Netsuke are toggle-like ornaments. They hang objects such as medicine boxes or tobacco pouches from the sash of a kimono – a traditional form of Japanese dress. Netsuke carving is a form of miniature sculpture which developed in Japan over several hundred years. They were often beautifully decorated with elaborate carving, lacquer work, or inlays. They were made from wood, ivory or porcelain.
This tiny ivory netsuke was made in Japan. It is in the alarming form of a skeleton attempting to strangle a human-like figure. The figure appears to be either terrified or enraged and the sinister skeleton may represent death, as is common in European art.
- Oriental Medicine
- Object Number:
- netsuke, costume (personal accessories), ethnography (japanese), costume (personal accessories), ethnography (japanese), male, netsuke, skeletons
- visual and verbal communication
- Loan: Wellcome Trust
Cite this page
We encourage the use and reuse of our collection data.
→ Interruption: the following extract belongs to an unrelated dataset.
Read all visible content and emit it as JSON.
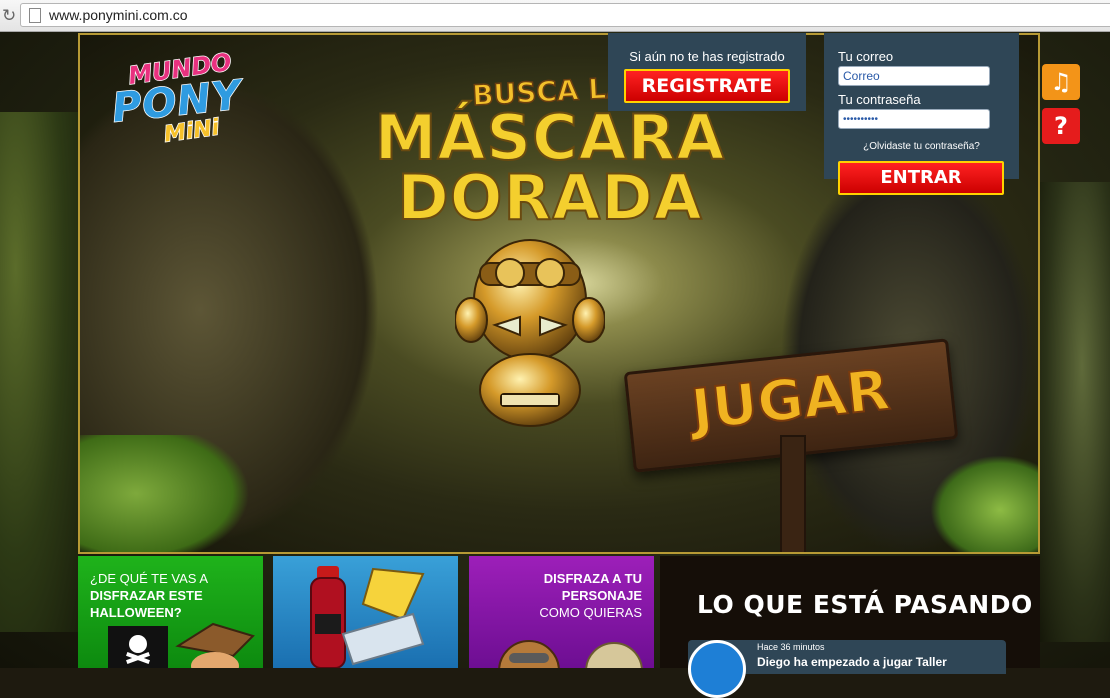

Data in the title, made, maker and details fields are released under Creative Commons Zero
Descriptions and all other text content are licensed under a Creative Commons Attribution 4.0 licence
Download catalogue entry as json
Download manifest IIIF
Our records are constantly being enhanced and improved, but please note that we cannot guarantee the accuracy of any information shown on this website.